Stored data:

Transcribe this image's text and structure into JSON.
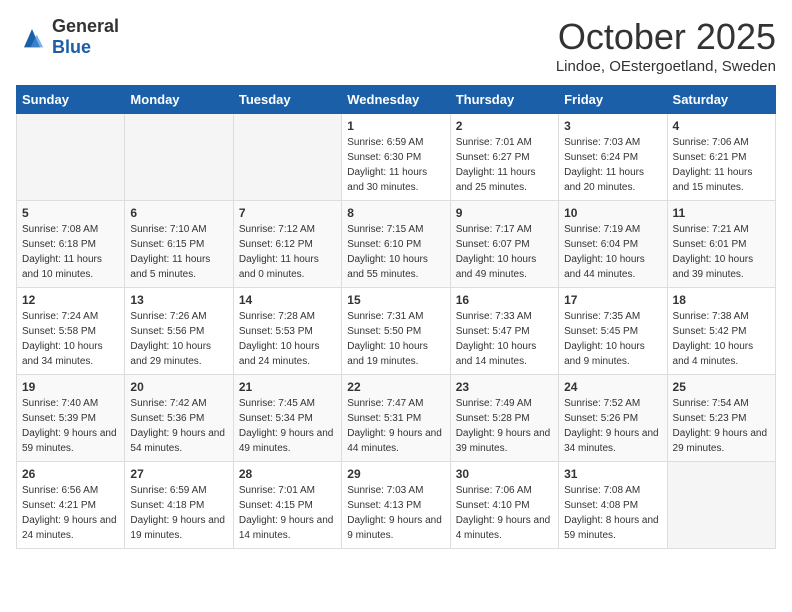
{
  "header": {
    "logo_general": "General",
    "logo_blue": "Blue",
    "month_title": "October 2025",
    "location": "Lindoe, OEstergoetland, Sweden"
  },
  "weekdays": [
    "Sunday",
    "Monday",
    "Tuesday",
    "Wednesday",
    "Thursday",
    "Friday",
    "Saturday"
  ],
  "weeks": [
    [
      {
        "day": "",
        "sunrise": "",
        "sunset": "",
        "daylight": ""
      },
      {
        "day": "",
        "sunrise": "",
        "sunset": "",
        "daylight": ""
      },
      {
        "day": "",
        "sunrise": "",
        "sunset": "",
        "daylight": ""
      },
      {
        "day": "1",
        "sunrise": "Sunrise: 6:59 AM",
        "sunset": "Sunset: 6:30 PM",
        "daylight": "Daylight: 11 hours and 30 minutes."
      },
      {
        "day": "2",
        "sunrise": "Sunrise: 7:01 AM",
        "sunset": "Sunset: 6:27 PM",
        "daylight": "Daylight: 11 hours and 25 minutes."
      },
      {
        "day": "3",
        "sunrise": "Sunrise: 7:03 AM",
        "sunset": "Sunset: 6:24 PM",
        "daylight": "Daylight: 11 hours and 20 minutes."
      },
      {
        "day": "4",
        "sunrise": "Sunrise: 7:06 AM",
        "sunset": "Sunset: 6:21 PM",
        "daylight": "Daylight: 11 hours and 15 minutes."
      }
    ],
    [
      {
        "day": "5",
        "sunrise": "Sunrise: 7:08 AM",
        "sunset": "Sunset: 6:18 PM",
        "daylight": "Daylight: 11 hours and 10 minutes."
      },
      {
        "day": "6",
        "sunrise": "Sunrise: 7:10 AM",
        "sunset": "Sunset: 6:15 PM",
        "daylight": "Daylight: 11 hours and 5 minutes."
      },
      {
        "day": "7",
        "sunrise": "Sunrise: 7:12 AM",
        "sunset": "Sunset: 6:12 PM",
        "daylight": "Daylight: 11 hours and 0 minutes."
      },
      {
        "day": "8",
        "sunrise": "Sunrise: 7:15 AM",
        "sunset": "Sunset: 6:10 PM",
        "daylight": "Daylight: 10 hours and 55 minutes."
      },
      {
        "day": "9",
        "sunrise": "Sunrise: 7:17 AM",
        "sunset": "Sunset: 6:07 PM",
        "daylight": "Daylight: 10 hours and 49 minutes."
      },
      {
        "day": "10",
        "sunrise": "Sunrise: 7:19 AM",
        "sunset": "Sunset: 6:04 PM",
        "daylight": "Daylight: 10 hours and 44 minutes."
      },
      {
        "day": "11",
        "sunrise": "Sunrise: 7:21 AM",
        "sunset": "Sunset: 6:01 PM",
        "daylight": "Daylight: 10 hours and 39 minutes."
      }
    ],
    [
      {
        "day": "12",
        "sunrise": "Sunrise: 7:24 AM",
        "sunset": "Sunset: 5:58 PM",
        "daylight": "Daylight: 10 hours and 34 minutes."
      },
      {
        "day": "13",
        "sunrise": "Sunrise: 7:26 AM",
        "sunset": "Sunset: 5:56 PM",
        "daylight": "Daylight: 10 hours and 29 minutes."
      },
      {
        "day": "14",
        "sunrise": "Sunrise: 7:28 AM",
        "sunset": "Sunset: 5:53 PM",
        "daylight": "Daylight: 10 hours and 24 minutes."
      },
      {
        "day": "15",
        "sunrise": "Sunrise: 7:31 AM",
        "sunset": "Sunset: 5:50 PM",
        "daylight": "Daylight: 10 hours and 19 minutes."
      },
      {
        "day": "16",
        "sunrise": "Sunrise: 7:33 AM",
        "sunset": "Sunset: 5:47 PM",
        "daylight": "Daylight: 10 hours and 14 minutes."
      },
      {
        "day": "17",
        "sunrise": "Sunrise: 7:35 AM",
        "sunset": "Sunset: 5:45 PM",
        "daylight": "Daylight: 10 hours and 9 minutes."
      },
      {
        "day": "18",
        "sunrise": "Sunrise: 7:38 AM",
        "sunset": "Sunset: 5:42 PM",
        "daylight": "Daylight: 10 hours and 4 minutes."
      }
    ],
    [
      {
        "day": "19",
        "sunrise": "Sunrise: 7:40 AM",
        "sunset": "Sunset: 5:39 PM",
        "daylight": "Daylight: 9 hours and 59 minutes."
      },
      {
        "day": "20",
        "sunrise": "Sunrise: 7:42 AM",
        "sunset": "Sunset: 5:36 PM",
        "daylight": "Daylight: 9 hours and 54 minutes."
      },
      {
        "day": "21",
        "sunrise": "Sunrise: 7:45 AM",
        "sunset": "Sunset: 5:34 PM",
        "daylight": "Daylight: 9 hours and 49 minutes."
      },
      {
        "day": "22",
        "sunrise": "Sunrise: 7:47 AM",
        "sunset": "Sunset: 5:31 PM",
        "daylight": "Daylight: 9 hours and 44 minutes."
      },
      {
        "day": "23",
        "sunrise": "Sunrise: 7:49 AM",
        "sunset": "Sunset: 5:28 PM",
        "daylight": "Daylight: 9 hours and 39 minutes."
      },
      {
        "day": "24",
        "sunrise": "Sunrise: 7:52 AM",
        "sunset": "Sunset: 5:26 PM",
        "daylight": "Daylight: 9 hours and 34 minutes."
      },
      {
        "day": "25",
        "sunrise": "Sunrise: 7:54 AM",
        "sunset": "Sunset: 5:23 PM",
        "daylight": "Daylight: 9 hours and 29 minutes."
      }
    ],
    [
      {
        "day": "26",
        "sunrise": "Sunrise: 6:56 AM",
        "sunset": "Sunset: 4:21 PM",
        "daylight": "Daylight: 9 hours and 24 minutes."
      },
      {
        "day": "27",
        "sunrise": "Sunrise: 6:59 AM",
        "sunset": "Sunset: 4:18 PM",
        "daylight": "Daylight: 9 hours and 19 minutes."
      },
      {
        "day": "28",
        "sunrise": "Sunrise: 7:01 AM",
        "sunset": "Sunset: 4:15 PM",
        "daylight": "Daylight: 9 hours and 14 minutes."
      },
      {
        "day": "29",
        "sunrise": "Sunrise: 7:03 AM",
        "sunset": "Sunset: 4:13 PM",
        "daylight": "Daylight: 9 hours and 9 minutes."
      },
      {
        "day": "30",
        "sunrise": "Sunrise: 7:06 AM",
        "sunset": "Sunset: 4:10 PM",
        "daylight": "Daylight: 9 hours and 4 minutes."
      },
      {
        "day": "31",
        "sunrise": "Sunrise: 7:08 AM",
        "sunset": "Sunset: 4:08 PM",
        "daylight": "Daylight: 8 hours and 59 minutes."
      },
      {
        "day": "",
        "sunrise": "",
        "sunset": "",
        "daylight": ""
      }
    ]
  ]
}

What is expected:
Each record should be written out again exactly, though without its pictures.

Written solution:
Transcribe this image's text and structure into JSON.
{
  "header": {
    "logo_general": "General",
    "logo_blue": "Blue",
    "month_title": "October 2025",
    "location": "Lindoe, OEstergoetland, Sweden"
  },
  "weekdays": [
    "Sunday",
    "Monday",
    "Tuesday",
    "Wednesday",
    "Thursday",
    "Friday",
    "Saturday"
  ],
  "weeks": [
    [
      {
        "day": "",
        "sunrise": "",
        "sunset": "",
        "daylight": ""
      },
      {
        "day": "",
        "sunrise": "",
        "sunset": "",
        "daylight": ""
      },
      {
        "day": "",
        "sunrise": "",
        "sunset": "",
        "daylight": ""
      },
      {
        "day": "1",
        "sunrise": "Sunrise: 6:59 AM",
        "sunset": "Sunset: 6:30 PM",
        "daylight": "Daylight: 11 hours and 30 minutes."
      },
      {
        "day": "2",
        "sunrise": "Sunrise: 7:01 AM",
        "sunset": "Sunset: 6:27 PM",
        "daylight": "Daylight: 11 hours and 25 minutes."
      },
      {
        "day": "3",
        "sunrise": "Sunrise: 7:03 AM",
        "sunset": "Sunset: 6:24 PM",
        "daylight": "Daylight: 11 hours and 20 minutes."
      },
      {
        "day": "4",
        "sunrise": "Sunrise: 7:06 AM",
        "sunset": "Sunset: 6:21 PM",
        "daylight": "Daylight: 11 hours and 15 minutes."
      }
    ],
    [
      {
        "day": "5",
        "sunrise": "Sunrise: 7:08 AM",
        "sunset": "Sunset: 6:18 PM",
        "daylight": "Daylight: 11 hours and 10 minutes."
      },
      {
        "day": "6",
        "sunrise": "Sunrise: 7:10 AM",
        "sunset": "Sunset: 6:15 PM",
        "daylight": "Daylight: 11 hours and 5 minutes."
      },
      {
        "day": "7",
        "sunrise": "Sunrise: 7:12 AM",
        "sunset": "Sunset: 6:12 PM",
        "daylight": "Daylight: 11 hours and 0 minutes."
      },
      {
        "day": "8",
        "sunrise": "Sunrise: 7:15 AM",
        "sunset": "Sunset: 6:10 PM",
        "daylight": "Daylight: 10 hours and 55 minutes."
      },
      {
        "day": "9",
        "sunrise": "Sunrise: 7:17 AM",
        "sunset": "Sunset: 6:07 PM",
        "daylight": "Daylight: 10 hours and 49 minutes."
      },
      {
        "day": "10",
        "sunrise": "Sunrise: 7:19 AM",
        "sunset": "Sunset: 6:04 PM",
        "daylight": "Daylight: 10 hours and 44 minutes."
      },
      {
        "day": "11",
        "sunrise": "Sunrise: 7:21 AM",
        "sunset": "Sunset: 6:01 PM",
        "daylight": "Daylight: 10 hours and 39 minutes."
      }
    ],
    [
      {
        "day": "12",
        "sunrise": "Sunrise: 7:24 AM",
        "sunset": "Sunset: 5:58 PM",
        "daylight": "Daylight: 10 hours and 34 minutes."
      },
      {
        "day": "13",
        "sunrise": "Sunrise: 7:26 AM",
        "sunset": "Sunset: 5:56 PM",
        "daylight": "Daylight: 10 hours and 29 minutes."
      },
      {
        "day": "14",
        "sunrise": "Sunrise: 7:28 AM",
        "sunset": "Sunset: 5:53 PM",
        "daylight": "Daylight: 10 hours and 24 minutes."
      },
      {
        "day": "15",
        "sunrise": "Sunrise: 7:31 AM",
        "sunset": "Sunset: 5:50 PM",
        "daylight": "Daylight: 10 hours and 19 minutes."
      },
      {
        "day": "16",
        "sunrise": "Sunrise: 7:33 AM",
        "sunset": "Sunset: 5:47 PM",
        "daylight": "Daylight: 10 hours and 14 minutes."
      },
      {
        "day": "17",
        "sunrise": "Sunrise: 7:35 AM",
        "sunset": "Sunset: 5:45 PM",
        "daylight": "Daylight: 10 hours and 9 minutes."
      },
      {
        "day": "18",
        "sunrise": "Sunrise: 7:38 AM",
        "sunset": "Sunset: 5:42 PM",
        "daylight": "Daylight: 10 hours and 4 minutes."
      }
    ],
    [
      {
        "day": "19",
        "sunrise": "Sunrise: 7:40 AM",
        "sunset": "Sunset: 5:39 PM",
        "daylight": "Daylight: 9 hours and 59 minutes."
      },
      {
        "day": "20",
        "sunrise": "Sunrise: 7:42 AM",
        "sunset": "Sunset: 5:36 PM",
        "daylight": "Daylight: 9 hours and 54 minutes."
      },
      {
        "day": "21",
        "sunrise": "Sunrise: 7:45 AM",
        "sunset": "Sunset: 5:34 PM",
        "daylight": "Daylight: 9 hours and 49 minutes."
      },
      {
        "day": "22",
        "sunrise": "Sunrise: 7:47 AM",
        "sunset": "Sunset: 5:31 PM",
        "daylight": "Daylight: 9 hours and 44 minutes."
      },
      {
        "day": "23",
        "sunrise": "Sunrise: 7:49 AM",
        "sunset": "Sunset: 5:28 PM",
        "daylight": "Daylight: 9 hours and 39 minutes."
      },
      {
        "day": "24",
        "sunrise": "Sunrise: 7:52 AM",
        "sunset": "Sunset: 5:26 PM",
        "daylight": "Daylight: 9 hours and 34 minutes."
      },
      {
        "day": "25",
        "sunrise": "Sunrise: 7:54 AM",
        "sunset": "Sunset: 5:23 PM",
        "daylight": "Daylight: 9 hours and 29 minutes."
      }
    ],
    [
      {
        "day": "26",
        "sunrise": "Sunrise: 6:56 AM",
        "sunset": "Sunset: 4:21 PM",
        "daylight": "Daylight: 9 hours and 24 minutes."
      },
      {
        "day": "27",
        "sunrise": "Sunrise: 6:59 AM",
        "sunset": "Sunset: 4:18 PM",
        "daylight": "Daylight: 9 hours and 19 minutes."
      },
      {
        "day": "28",
        "sunrise": "Sunrise: 7:01 AM",
        "sunset": "Sunset: 4:15 PM",
        "daylight": "Daylight: 9 hours and 14 minutes."
      },
      {
        "day": "29",
        "sunrise": "Sunrise: 7:03 AM",
        "sunset": "Sunset: 4:13 PM",
        "daylight": "Daylight: 9 hours and 9 minutes."
      },
      {
        "day": "30",
        "sunrise": "Sunrise: 7:06 AM",
        "sunset": "Sunset: 4:10 PM",
        "daylight": "Daylight: 9 hours and 4 minutes."
      },
      {
        "day": "31",
        "sunrise": "Sunrise: 7:08 AM",
        "sunset": "Sunset: 4:08 PM",
        "daylight": "Daylight: 8 hours and 59 minutes."
      },
      {
        "day": "",
        "sunrise": "",
        "sunset": "",
        "daylight": ""
      }
    ]
  ]
}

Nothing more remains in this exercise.